Could you please retype all of the entries exactly as they appear?
[DATA]
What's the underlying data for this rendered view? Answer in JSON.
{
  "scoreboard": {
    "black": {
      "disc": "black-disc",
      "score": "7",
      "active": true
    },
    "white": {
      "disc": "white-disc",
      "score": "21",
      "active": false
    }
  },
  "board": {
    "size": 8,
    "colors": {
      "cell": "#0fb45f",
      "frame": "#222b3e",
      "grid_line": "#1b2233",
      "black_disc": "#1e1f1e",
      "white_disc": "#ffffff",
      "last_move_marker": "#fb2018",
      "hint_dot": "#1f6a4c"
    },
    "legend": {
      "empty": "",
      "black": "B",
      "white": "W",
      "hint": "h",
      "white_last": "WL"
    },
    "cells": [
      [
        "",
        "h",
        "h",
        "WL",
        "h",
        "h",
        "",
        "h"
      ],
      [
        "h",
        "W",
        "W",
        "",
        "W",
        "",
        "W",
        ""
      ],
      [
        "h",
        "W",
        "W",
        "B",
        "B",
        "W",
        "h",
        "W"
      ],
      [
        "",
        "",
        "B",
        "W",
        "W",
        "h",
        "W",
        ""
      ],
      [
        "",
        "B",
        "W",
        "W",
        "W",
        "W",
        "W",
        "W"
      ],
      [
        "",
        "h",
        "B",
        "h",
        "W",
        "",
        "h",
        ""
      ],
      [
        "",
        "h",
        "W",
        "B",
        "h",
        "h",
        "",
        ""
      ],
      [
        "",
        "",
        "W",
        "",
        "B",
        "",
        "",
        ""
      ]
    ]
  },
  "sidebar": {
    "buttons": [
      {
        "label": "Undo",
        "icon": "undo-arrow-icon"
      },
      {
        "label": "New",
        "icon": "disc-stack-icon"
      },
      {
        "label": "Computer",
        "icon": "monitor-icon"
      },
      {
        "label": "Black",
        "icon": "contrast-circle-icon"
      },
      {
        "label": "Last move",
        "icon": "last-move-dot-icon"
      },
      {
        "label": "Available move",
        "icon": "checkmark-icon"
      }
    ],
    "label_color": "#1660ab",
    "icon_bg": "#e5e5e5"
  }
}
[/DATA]
SOLUTION ::
What's the underlying data for this rendered view? Answer in JSON.
{
  "scoreboard": {
    "black": {
      "disc": "black-disc",
      "score": "7",
      "active": true
    },
    "white": {
      "disc": "white-disc",
      "score": "21",
      "active": false
    }
  },
  "board": {
    "size": 8,
    "colors": {
      "cell": "#0fb45f",
      "frame": "#222b3e",
      "grid_line": "#1b2233",
      "black_disc": "#1e1f1e",
      "white_disc": "#ffffff",
      "last_move_marker": "#fb2018",
      "hint_dot": "#1f6a4c"
    },
    "legend": {
      "empty": "",
      "black": "B",
      "white": "W",
      "hint": "h",
      "white_last": "WL"
    },
    "cells": [
      [
        "",
        "h",
        "h",
        "WL",
        "h",
        "h",
        "",
        "h"
      ],
      [
        "h",
        "W",
        "W",
        "",
        "W",
        "",
        "W",
        ""
      ],
      [
        "h",
        "W",
        "W",
        "B",
        "B",
        "W",
        "h",
        "W"
      ],
      [
        "",
        "",
        "B",
        "W",
        "W",
        "h",
        "W",
        ""
      ],
      [
        "",
        "B",
        "W",
        "W",
        "W",
        "W",
        "W",
        "W"
      ],
      [
        "",
        "h",
        "B",
        "h",
        "W",
        "",
        "h",
        ""
      ],
      [
        "",
        "h",
        "W",
        "B",
        "h",
        "h",
        "",
        ""
      ],
      [
        "",
        "",
        "W",
        "",
        "B",
        "",
        "",
        ""
      ]
    ]
  },
  "sidebar": {
    "buttons": [
      {
        "label": "Undo",
        "icon": "undo-arrow-icon"
      },
      {
        "label": "New",
        "icon": "disc-stack-icon"
      },
      {
        "label": "Computer",
        "icon": "monitor-icon"
      },
      {
        "label": "Black",
        "icon": "contrast-circle-icon"
      },
      {
        "label": "Last move",
        "icon": "last-move-dot-icon"
      },
      {
        "label": "Available move",
        "icon": "checkmark-icon"
      }
    ],
    "label_color": "#1660ab",
    "icon_bg": "#e5e5e5"
  }
}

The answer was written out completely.